• _Exercise brief_
Gather all lines from the material that contain "station".

• _Dataset records_
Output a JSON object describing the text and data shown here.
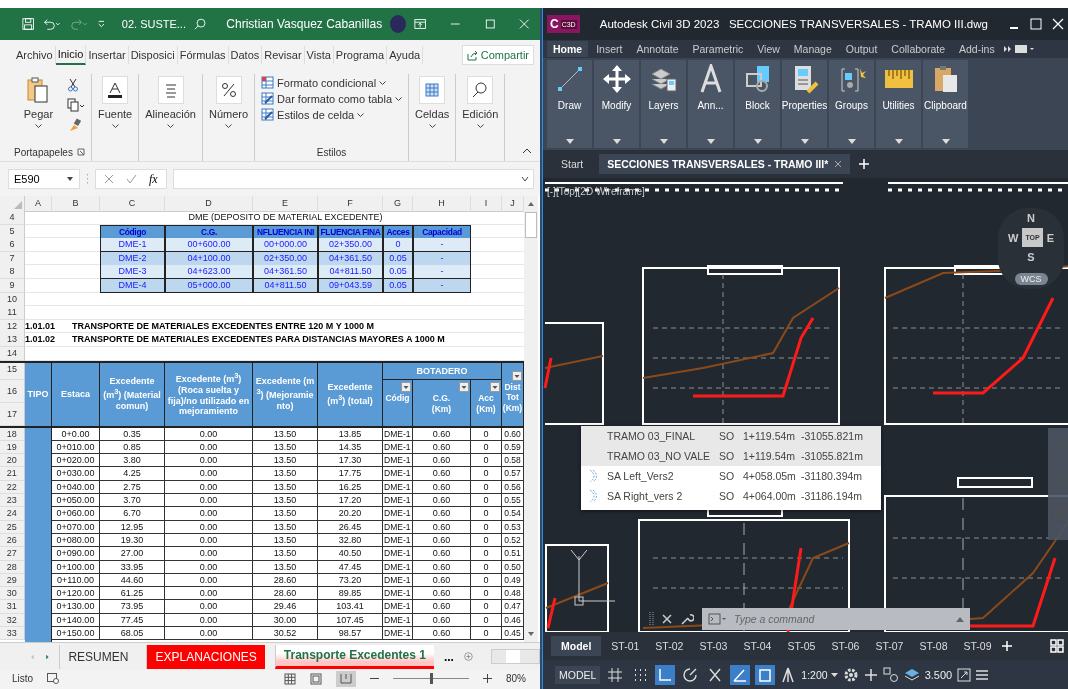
{
  "excel": {
    "title_bar": {
      "file_name": "02. SUSTE...",
      "user": "Christian Vasquez Cabanillas"
    },
    "tabs": [
      {
        "label": "Archivo",
        "selected": false
      },
      {
        "label": "Inicio",
        "selected": true
      },
      {
        "label": "Insertar",
        "selected": false
      },
      {
        "label": "Disposici",
        "selected": false
      },
      {
        "label": "Fórmulas",
        "selected": false
      },
      {
        "label": "Datos",
        "selected": false
      },
      {
        "label": "Revisar",
        "selected": false
      },
      {
        "label": "Vista",
        "selected": false
      },
      {
        "label": "Programa",
        "selected": false
      },
      {
        "label": "Ayuda",
        "selected": false
      }
    ],
    "share_button": "Compartir",
    "ribbon": {
      "paste": "Pegar",
      "clipboard_group": "Portapapeles",
      "buttons": [
        {
          "label": "Fuente",
          "kind": "font"
        },
        {
          "label": "Alineación",
          "kind": "align"
        },
        {
          "label": "Número",
          "kind": "percent"
        }
      ],
      "styles": [
        "Formato condicional",
        "Dar formato como tabla",
        "Estilos de celda"
      ],
      "styles_group": "Estilos",
      "more_buttons": [
        {
          "label": "Celdas",
          "kind": "cells"
        },
        {
          "label": "Edición",
          "kind": "search"
        }
      ]
    },
    "name_box": "E590",
    "formula_label": "fx",
    "columns": [
      "A",
      "B",
      "C",
      "D",
      "E",
      "F",
      "G",
      "H",
      "I",
      "J"
    ],
    "upper_rows": [
      {
        "num": "4",
        "kind": "title",
        "text": "DME (DEPOSITO DE MATERIAL EXCEDENTE)"
      },
      {
        "num": "5",
        "kind": "dme_header",
        "cells": [
          "Código",
          "C.G.",
          "NFLUENCIA INI",
          "FLUENCIA FINA",
          "Acces",
          "Capacidad"
        ]
      },
      {
        "num": "6",
        "kind": "dme_row",
        "cells": [
          "DME-1",
          "00+600.00",
          "00+000.00",
          "02+350.00",
          "0",
          "-"
        ]
      },
      {
        "num": "7",
        "kind": "dme_row",
        "cells": [
          "DME-2",
          "04+100.00",
          "02+350.00",
          "04+361.50",
          "0.05",
          "-"
        ]
      },
      {
        "num": "8",
        "kind": "dme_row",
        "cells": [
          "DME-3",
          "04+623.00",
          "04+361.50",
          "04+811.50",
          "0.05",
          "-"
        ]
      },
      {
        "num": "9",
        "kind": "dme_row",
        "cells": [
          "DME-4",
          "05+000.00",
          "04+811.50",
          "09+043.59",
          "0.05",
          "-"
        ]
      },
      {
        "num": "10",
        "kind": "blank"
      },
      {
        "num": "11",
        "kind": "blank"
      },
      {
        "num": "12",
        "kind": "item",
        "code": "1.01.01",
        "text": "TRANSPORTE DE MATERIALES EXCEDENTES ENTRE 120 M Y 1000 M"
      },
      {
        "num": "13",
        "kind": "item",
        "code": "1.01.02",
        "text": "TRANSPORTE DE MATERIALES EXCEDENTES PARA DISTANCIAS MAYORES A 1000 M"
      },
      {
        "num": "14",
        "kind": "blank"
      }
    ],
    "main_header": {
      "rows": [
        "15",
        "16",
        "17"
      ],
      "tipo": "TIPO",
      "estaca": "Estaca",
      "excedentes": [
        "Excedente (m$^{3}$) (Material comun)",
        "Excedente (m$^{3}$) (Roca suelta y fija)/no utilizado en mejoramiento",
        "Excedente (m$^{3}$) (Mejoramiento)",
        "Excedente (m$^{3}$) (total)"
      ],
      "group": "BOTADERO",
      "sub": [
        {
          "label": "Códig"
        },
        {
          "label": "C.G.",
          "unit": "(Km)"
        },
        {
          "label": "Acc",
          "unit": "(Km)"
        }
      ],
      "dist": {
        "label": "Dist Tot",
        "unit": "(Km)"
      }
    },
    "data_rows": [
      {
        "num": "18",
        "cells": [
          "0+0.00",
          "0.35",
          "0.00",
          "13.50",
          "13.85",
          "DME-1",
          "0.60",
          "0",
          "0.60"
        ]
      },
      {
        "num": "19",
        "cells": [
          "0+010.00",
          "0.85",
          "0.00",
          "13.50",
          "14.35",
          "DME-1",
          "0.60",
          "0",
          "0.59"
        ]
      },
      {
        "num": "20",
        "cells": [
          "0+020.00",
          "3.80",
          "0.00",
          "13.50",
          "17.30",
          "DME-1",
          "0.60",
          "0",
          "0.58"
        ]
      },
      {
        "num": "21",
        "cells": [
          "0+030.00",
          "4.25",
          "0.00",
          "13.50",
          "17.75",
          "DME-1",
          "0.60",
          "0",
          "0.57"
        ]
      },
      {
        "num": "22",
        "cells": [
          "0+040.00",
          "2.75",
          "0.00",
          "13.50",
          "16.25",
          "DME-1",
          "0.60",
          "0",
          "0.56"
        ]
      },
      {
        "num": "23",
        "cells": [
          "0+050.00",
          "3.70",
          "0.00",
          "13.50",
          "17.20",
          "DME-1",
          "0.60",
          "0",
          "0.55"
        ]
      },
      {
        "num": "24",
        "cells": [
          "0+060.00",
          "6.70",
          "0.00",
          "13.50",
          "20.20",
          "DME-1",
          "0.60",
          "0",
          "0.54"
        ]
      },
      {
        "num": "25",
        "cells": [
          "0+070.00",
          "12.95",
          "0.00",
          "13.50",
          "26.45",
          "DME-1",
          "0.60",
          "0",
          "0.53"
        ]
      },
      {
        "num": "26",
        "cells": [
          "0+080.00",
          "19.30",
          "0.00",
          "13.50",
          "32.80",
          "DME-1",
          "0.60",
          "0",
          "0.52"
        ]
      },
      {
        "num": "27",
        "cells": [
          "0+090.00",
          "27.00",
          "0.00",
          "13.50",
          "40.50",
          "DME-1",
          "0.60",
          "0",
          "0.51"
        ]
      },
      {
        "num": "28",
        "cells": [
          "0+100.00",
          "33.95",
          "0.00",
          "13.50",
          "47.45",
          "DME-1",
          "0.60",
          "0",
          "0.50"
        ]
      },
      {
        "num": "29",
        "cells": [
          "0+110.00",
          "44.60",
          "0.00",
          "28.60",
          "73.20",
          "DME-1",
          "0.60",
          "0",
          "0.49"
        ]
      },
      {
        "num": "30",
        "cells": [
          "0+120.00",
          "61.25",
          "0.00",
          "28.60",
          "89.85",
          "DME-1",
          "0.60",
          "0",
          "0.48"
        ]
      },
      {
        "num": "31",
        "cells": [
          "0+130.00",
          "73.95",
          "0.00",
          "29.46",
          "103.41",
          "DME-1",
          "0.60",
          "0",
          "0.47"
        ]
      },
      {
        "num": "32",
        "cells": [
          "0+140.00",
          "77.45",
          "0.00",
          "30.00",
          "107.45",
          "DME-1",
          "0.60",
          "0",
          "0.46"
        ]
      },
      {
        "num": "33",
        "cells": [
          "0+150.00",
          "68.05",
          "0.00",
          "30.52",
          "98.57",
          "DME-1",
          "0.60",
          "0",
          "0.45"
        ]
      }
    ],
    "sheet_tabs": [
      {
        "label": "RESUMEN",
        "selected": false
      },
      {
        "label": "EXPLANACIONES",
        "selected": false,
        "color": "#ff0000"
      },
      {
        "label": "Transporte Excedentes 1",
        "selected": true,
        "color": "#ff0000"
      }
    ],
    "more_tabs": "...",
    "status": "Listo",
    "zoom": {
      "level": 0.5,
      "label": "80%"
    }
  },
  "cad": {
    "app": "Autodesk Civil 3D 2023",
    "file": "SECCIONES TRANSVERSALES - TRAMO III.dwg",
    "logo": {
      "letter": "C",
      "badge": "C3D"
    },
    "tabs": [
      {
        "label": "Home",
        "selected": true
      },
      {
        "label": "Insert",
        "selected": false
      },
      {
        "label": "Annotate",
        "selected": false
      },
      {
        "label": "Parametric",
        "selected": false
      },
      {
        "label": "View",
        "selected": false
      },
      {
        "label": "Manage",
        "selected": false
      },
      {
        "label": "Output",
        "selected": false
      },
      {
        "label": "Collaborate",
        "selected": false
      },
      {
        "label": "Add-ins",
        "selected": false
      }
    ],
    "panels": [
      {
        "label": "Draw",
        "kind": "draw"
      },
      {
        "label": "Modify",
        "kind": "modify"
      },
      {
        "label": "Layers",
        "kind": "layers"
      },
      {
        "label": "Ann...",
        "kind": "annotate"
      },
      {
        "label": "Block",
        "kind": "block"
      },
      {
        "label": "Properties",
        "kind": "properties"
      },
      {
        "label": "Groups",
        "kind": "groups"
      },
      {
        "label": "Utilities",
        "kind": "utilities"
      },
      {
        "label": "Clipboard",
        "kind": "clipboard"
      }
    ],
    "doc_tabs": [
      {
        "label": "Start",
        "selected": false
      },
      {
        "label": "SECCIONES TRANSVERSALES - TRAMO III*",
        "selected": true
      }
    ],
    "viewport_label": "[-][Top][2D Wireframe]",
    "viewcube": {
      "north": "N",
      "west": "W",
      "east": "E",
      "south": "S",
      "face": "TOP",
      "ucs": "WCS"
    },
    "popup": [
      {
        "name": "TRAMO 03_FINAL",
        "code": "SO",
        "station": "1+119.54m",
        "offset": "-31055.821m",
        "highlighted": true,
        "kind": "plain"
      },
      {
        "name": "TRAMO 03_NO VALE",
        "code": "SO",
        "station": "1+119.54m",
        "offset": "-31055.821m",
        "highlighted": true,
        "kind": "plain"
      },
      {
        "name": "SA Left_Vers2",
        "code": "SO",
        "station": "4+058.05m",
        "offset": "-31180.394m",
        "highlighted": false,
        "kind": "alignment"
      },
      {
        "name": "SA Right_vers 2",
        "code": "SO",
        "station": "4+064.00m",
        "offset": "-31186.194m",
        "highlighted": false,
        "kind": "alignment"
      }
    ],
    "command_placeholder": "Type a command",
    "layout_tabs": [
      {
        "label": "Model",
        "selected": true
      },
      {
        "label": "ST-01",
        "selected": false
      },
      {
        "label": "ST-02",
        "selected": false
      },
      {
        "label": "ST-03",
        "selected": false
      },
      {
        "label": "ST-04",
        "selected": false
      },
      {
        "label": "ST-05",
        "selected": false
      },
      {
        "label": "ST-06",
        "selected": false
      },
      {
        "label": "ST-07",
        "selected": false
      },
      {
        "label": "ST-08",
        "selected": false
      },
      {
        "label": "ST-09",
        "selected": false
      }
    ],
    "status": {
      "mode": "MODEL",
      "scale": "1:200",
      "value": "3.500",
      "toggles": [
        {
          "kind": "grid",
          "on": false
        },
        {
          "kind": "snap",
          "on": false
        },
        {
          "kind": "ortho",
          "on": true
        },
        {
          "kind": "polar",
          "on": false
        },
        {
          "kind": "osnap",
          "on": false
        },
        {
          "kind": "angle",
          "on": true
        },
        {
          "kind": "frame",
          "on": true
        }
      ]
    }
  }
}
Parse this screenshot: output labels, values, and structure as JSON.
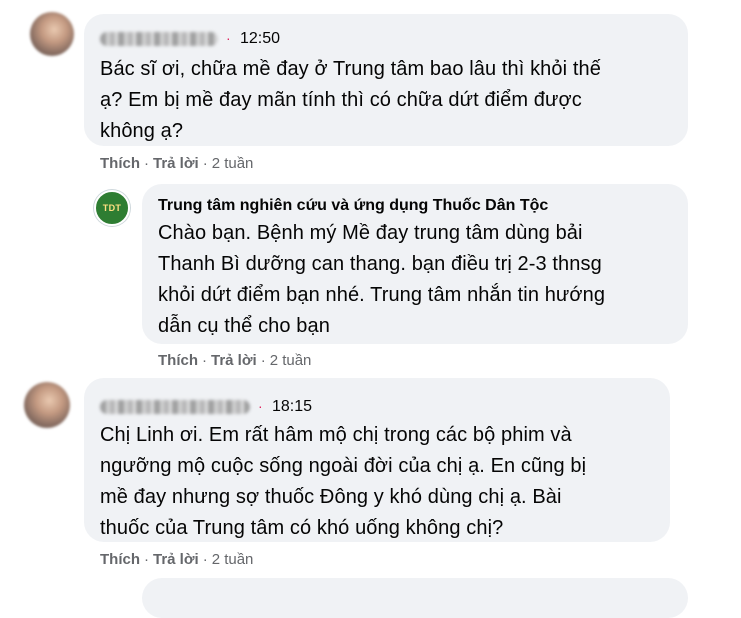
{
  "comments": [
    {
      "time": "12:50",
      "text": "Bác sĩ ơi, chữa mề đay ở Trung tâm bao lâu thì khỏi thế\nạ? Em bị mề đay mãn tính thì có chữa dứt điểm được\nkhông ạ?",
      "like": "Thích",
      "reply": "Trả lời",
      "age": "2 tuần"
    },
    {
      "author": "Trung tâm nghiên cứu và ứng dụng Thuốc Dân Tộc",
      "logo_text": "TDT",
      "text": "Chào bạn. Bệnh mý Mề đay trung tâm dùng bải\nThanh Bì dưỡng can thang. bạn điều trị 2-3 thnsg\nkhỏi dứt điểm bạn nhé. Trung tâm nhắn tin hướng\ndẫn cụ thể cho bạn",
      "like": "Thích",
      "reply": "Trả lời",
      "age": "2 tuần"
    },
    {
      "time": "18:15",
      "text": "Chị Linh ơi. Em rất hâm mộ chị trong các bộ phim và\nngưỡng mộ cuộc sống ngoài đời của chị ạ. En cũng bị\nmề đay nhưng sợ thuốc Đông y khó dùng chị ạ. Bài\nthuốc của Trung tâm có khó uống không chị?",
      "like": "Thích",
      "reply": "Trả lời",
      "age": "2 tuần"
    }
  ],
  "separator": "·",
  "colors": {
    "bubble": "#f0f2f5",
    "meta": "#65676b",
    "dot": "#e0245e",
    "logo_bg": "#2e7d32"
  }
}
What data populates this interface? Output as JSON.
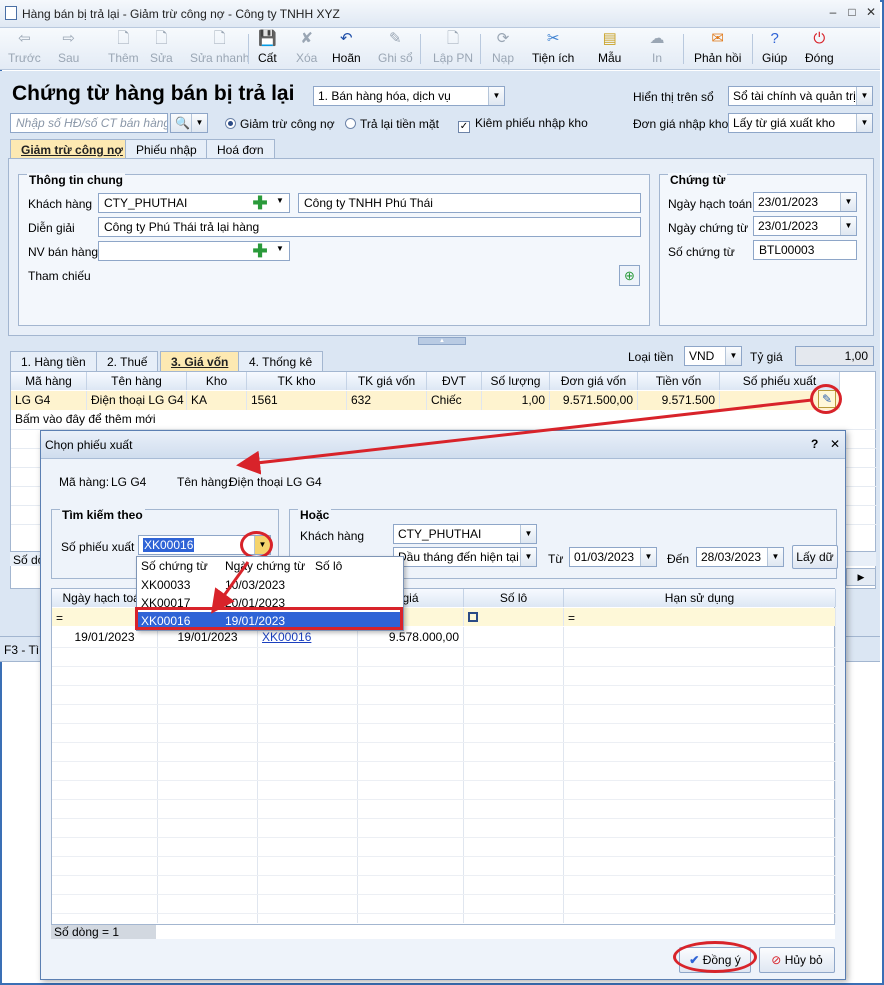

• _Your response_
        "station": "1+119.54m",
        "station": "1+119.54m",
        "station": "4+058.05m",
        "station": "4+064.00m",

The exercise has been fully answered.